Meanwhile, position a rack in the upper third of the oven and preheat to 450 degrees F. LIft the pork out of the glaze, allowing any excess to drain off onto the platter, and reserve the glaze. Place the tenderloin into a lightly greased (DO grease the pan, I’ll tell you why later) close fitting open roasting pan or casserole and place into the upper third of the oven. Roast for 15 minutes or until the glaze is beginning to brown lightly. Reduce the heat to 400 degrees F, and roast, basting very lightly every now and then with the reserved glaze, then a bit more basting just before the pork is done and just cooked through or reaches an internal temp of 160-165 degrees F, about 30-35 minutes.
When the pork is done, remove it from the oven and let it rest for 10 minutes. Remove the meat from the pan to a cutting board and thinly slice across the grain, then transfer the slices to a warm platter.
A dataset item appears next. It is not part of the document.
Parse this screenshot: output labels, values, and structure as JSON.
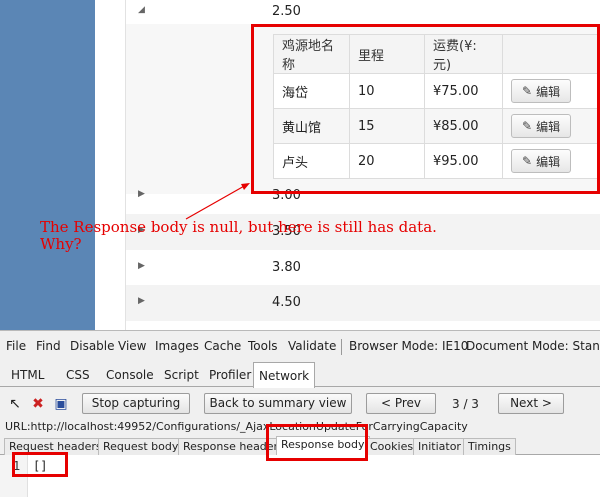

Return any accumulated juices to the roasting pan and stir the pan juices until they are smooth. Serve the meat with the pan juices drizzled over.
Note: The first time I made this, I was so clever. I thought “why take the meat out of the glaze when I’m just going to spoon it back over anyway?” Duh, lots of sugar + bourbon + mustard + high heat = BURNED! I looked in the oven and didn’t think it was as bad as it actually was…until the smoke alarm went off! As the meat was resting and my husband was trying to disarm the alarm by taking out the batteries, I was opening and closing the kitchen door to try and “fan” out the smoke and smell. The meat was fine but it seemed like it took a year for the smell to go away. I kept the dish that I never got all of the burned sugar out of as a symbol and a reminder of my brilliance. The lesson learned was two-fold: Although the recipe doesn’t call for it, do use a bit of olive oil to grease your dish before you put in the drained pork and place it in the oven and it will help with the cleaning process later. Also go very lightly with the basting initially, just a bit along the top of the meat and not enough to run too much into the pan, then as you get closer to the meat being done, baste with more of the glaze and it’s less likely to get too toasty, leaving you with some nice pan juice for drizzling!